Having reviewed the billing records submitted by counsel and being familiar with the proceedings to date, the Court finds that the number of hours charged in this matter is reasonable, given the amount of work performed. Accordingly, based on the hourly rate set forth above, and the hours billed on this matter, the Court respectfully recommends that plaintiff be awarded $8,560 in attorney's fees.
C. Reasonable Costs
Plaintiff also requests $685 in costs for filing fees ($400) and service of process fees: $157.00 for serving Buka and Goldburg, and $128 for serving Mashood. (Bright Decl., Exs. 2, 3, 4, 8).
Based on a review of the record, the Court finds these costs to be reasonable, and respectfully recommends that plaintiff be awarded $685 in costs. See Finkel v. Triple A Grp., Inc., 708 F. Supp. 2d 277, 290-91 (E.D.N.Y. 2010) (awarding $818.53 in costs for filing fees, service of process, legal research, and postage); see also Tlacoapa v. Carregal, 386 F. Supp. 2d 362, 374 (S.D.N.Y. 2005) (citing Kuzma v. Internal Revenue Serv., 821 F.2d 930, 933-34 (2d Cir. 1987) (explaining that "[i]dentifiable out-of-pocket disbursements for items such as photocopying, travel, and telephone costs are generally taxable . . . and are often distinguished from nonrecoverable routine office overhead, which must be absorbed within the attorney's hourly rate"). In sum, the Court recommends that plaintiff be awarded $8,560 in attorney's fees, plus an additional $685 in costs, totaling $9,245.00.
The Court respectfully recommends that plaintiff's motion for entry of a default judgment be granted, and that plaintiff be awarded the following damages: (1) $2,265 for unpaid minimum wages and spread-of-hours pay; (2) $4,200 in penalties for wage notice and wage statement violations; (3) $2,265 in liquidated damages; (4) $305.49 in pre-judgment interest, plus interest accrued between the filing of the motion and final entry of judgment; and (5) $9,245 in attorney's fees and costs. The Court further respectfully recommends that the defendants be held jointly and severally liable for the judgment.

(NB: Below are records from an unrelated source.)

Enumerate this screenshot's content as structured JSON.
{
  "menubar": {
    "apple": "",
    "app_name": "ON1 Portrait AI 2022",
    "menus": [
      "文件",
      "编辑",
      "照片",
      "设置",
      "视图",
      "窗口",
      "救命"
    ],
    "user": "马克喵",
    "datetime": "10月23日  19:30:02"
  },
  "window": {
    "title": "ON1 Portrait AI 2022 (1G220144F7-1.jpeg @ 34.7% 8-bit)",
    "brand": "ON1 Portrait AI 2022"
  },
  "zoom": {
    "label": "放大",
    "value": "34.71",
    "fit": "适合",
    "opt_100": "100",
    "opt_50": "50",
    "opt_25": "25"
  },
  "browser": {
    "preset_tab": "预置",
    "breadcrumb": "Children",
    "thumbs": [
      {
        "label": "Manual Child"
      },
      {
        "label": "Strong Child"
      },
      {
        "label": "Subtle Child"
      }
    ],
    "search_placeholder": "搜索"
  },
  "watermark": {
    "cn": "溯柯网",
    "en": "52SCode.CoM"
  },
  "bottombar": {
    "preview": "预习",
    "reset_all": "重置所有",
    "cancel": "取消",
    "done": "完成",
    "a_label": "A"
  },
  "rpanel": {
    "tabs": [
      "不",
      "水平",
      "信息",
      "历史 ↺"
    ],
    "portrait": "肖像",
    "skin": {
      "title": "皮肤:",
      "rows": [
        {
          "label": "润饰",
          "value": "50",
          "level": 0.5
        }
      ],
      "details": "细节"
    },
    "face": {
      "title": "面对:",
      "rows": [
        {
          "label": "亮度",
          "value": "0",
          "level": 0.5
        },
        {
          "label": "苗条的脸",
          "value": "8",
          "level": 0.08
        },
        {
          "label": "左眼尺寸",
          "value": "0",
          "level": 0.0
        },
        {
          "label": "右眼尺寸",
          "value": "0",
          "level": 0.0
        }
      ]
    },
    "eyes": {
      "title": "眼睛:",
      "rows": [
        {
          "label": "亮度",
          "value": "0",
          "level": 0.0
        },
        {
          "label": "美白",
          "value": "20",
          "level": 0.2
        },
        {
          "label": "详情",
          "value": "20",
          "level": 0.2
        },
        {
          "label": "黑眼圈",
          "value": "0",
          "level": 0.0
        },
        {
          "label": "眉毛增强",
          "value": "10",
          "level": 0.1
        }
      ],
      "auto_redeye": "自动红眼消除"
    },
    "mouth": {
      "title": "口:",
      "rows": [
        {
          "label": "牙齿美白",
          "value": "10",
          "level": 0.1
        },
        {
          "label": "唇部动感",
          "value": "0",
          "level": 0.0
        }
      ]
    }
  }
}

Any objections to this Report and Recommendation must be filed with the Clerk of the Court within fourteen (14) days. See 28 U.S.C. § 636(b)(1); Fed. R. Civ. P. 72(b)(2); see also Fed. R. Civ. P. 6(a), (e) (providing the method for computing time). Failure to file objections within the specified time waives the right to appeal the District Court's order. See, e.g., Caidor v. Onondaga Cty., 517 F.3d 601, 604 (2d Cir. 2008) (explaining that "failure to object timely to a . . . report [and recommendation] operates as a waiver of any further judicial review of the magistrate [judge's] decision").

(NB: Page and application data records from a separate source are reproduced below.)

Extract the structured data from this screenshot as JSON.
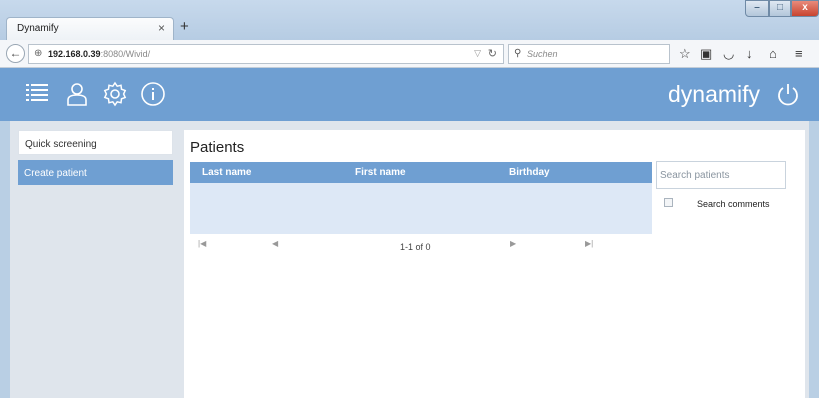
{
  "browser": {
    "tab_title": "Dynamify",
    "tab_close": "×",
    "new_tab": "+",
    "url_host": "192.168.0.39",
    "url_rest": ":8080/Wivid/",
    "search_placeholder": "Suchen",
    "window_controls": [
      "–",
      "□",
      "x"
    ]
  },
  "app": {
    "brand": "dynamify",
    "header_icons": [
      "list-icon",
      "user-icon",
      "settings-icon",
      "info-icon"
    ],
    "accent_color": "#6f9fd2"
  },
  "sidebar": {
    "items": [
      {
        "label": "Quick screening"
      },
      {
        "label": "Create patient"
      }
    ]
  },
  "main": {
    "title": "Patients",
    "columns": [
      "Last name",
      "First name",
      "Birthday"
    ],
    "rows": [],
    "pager": {
      "info": "1-1 of 0"
    },
    "search": {
      "placeholder": "Search patients"
    },
    "search_comments_label": "Search comments"
  }
}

Plaintiff shall serve a copy of this Report and Recommendation on the defendants and file proof of such service on the record within two weeks of the date of this Report.
SO ORDERED. Dated: Brooklyn, New York

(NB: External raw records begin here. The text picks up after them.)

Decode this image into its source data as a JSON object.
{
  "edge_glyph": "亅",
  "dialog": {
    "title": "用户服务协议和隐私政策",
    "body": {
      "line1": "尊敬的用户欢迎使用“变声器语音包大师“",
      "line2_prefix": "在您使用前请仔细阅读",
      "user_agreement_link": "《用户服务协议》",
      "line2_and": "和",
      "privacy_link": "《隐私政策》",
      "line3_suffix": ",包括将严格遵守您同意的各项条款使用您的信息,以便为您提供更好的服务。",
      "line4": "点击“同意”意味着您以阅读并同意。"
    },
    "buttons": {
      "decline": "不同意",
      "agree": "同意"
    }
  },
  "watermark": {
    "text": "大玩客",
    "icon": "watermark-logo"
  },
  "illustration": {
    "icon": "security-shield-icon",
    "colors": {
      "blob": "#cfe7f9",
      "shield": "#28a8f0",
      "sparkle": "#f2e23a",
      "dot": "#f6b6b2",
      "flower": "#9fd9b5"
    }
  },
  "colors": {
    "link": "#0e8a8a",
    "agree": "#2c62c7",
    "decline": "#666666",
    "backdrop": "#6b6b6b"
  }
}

February 17, 2021
/s/ Cheryl L. Pollak
Cheryl L. Pollak
Chief United States Magistrate Judge
Eastern District of New York
Johnson v. Georgia Highway Express, Inc., 488 F.2d 714, 717-19 (5th Cir. 1974).